Metallurgical coal miners are still dropping like flies in a powerhouse of a consolidation cycle that shows no signs of quitting; unless, of course, it simply runs out of strategic targets.
Arch offered a 32% premium over International's closing price from Friday with a bid of $14.60 cash per share. The $3.4 billion deal would transform Arch Coal into the second-largest met coal miner in the U.S. behind Alpha, and spawn a 47% explosion in Arch's pro forma 2011 met coal output, from 7.5 million tons to 11 million tons. By 2014, the addition of production from International's Tygart Valley No. 1 mine could bring pro forma capacity to 14 million tons per year.
Arch had already adopted a heavy emphasis upon growing access to the export-bound segment of the domestic coal market prior to this move. After all, global demand has fully emerged as the driving force behind growth in the domestic coal industry. The miner recently secured a 38% interest in a coal terminal in Washington -- where rival Peabody Energy
Following the acquisition, Arch could no longer be properly characterized as a Western-focused miner, since pro forma revenue would be evenly divided between Eastern and Western operations. With sizable operations in every major U.S. coal basin, Arch becomes perhaps the closest available proxy for broad U.S. coal market exposure among the mining equities. If this deal goes through, and it has received the unanimous endorsement of both companies' boards, I may have to add a sixth selection to my list of top coal picks for the next 20 years. It is worth noting, however, that several legal challenges emerged shortly after the deal was announced, referencing allegations of a breach of fiduciary duty by the board of International Coal.

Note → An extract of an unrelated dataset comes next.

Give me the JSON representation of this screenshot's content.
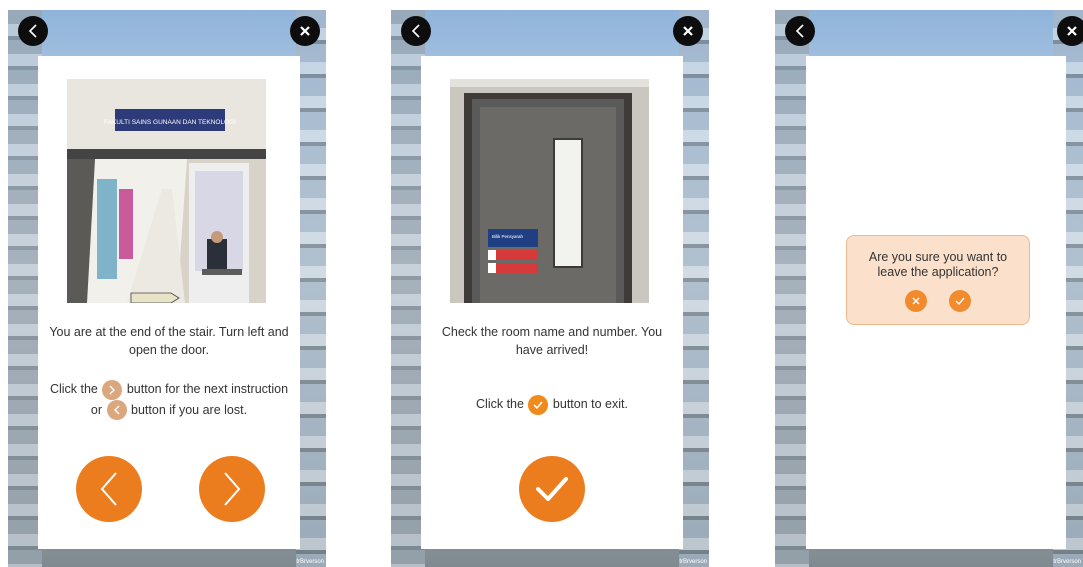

As the pool of potential targets for met coal acquisitions continues to dwindle in number, the implied scale of future deals must be seen to rise accordingly. As such, Patriot Coal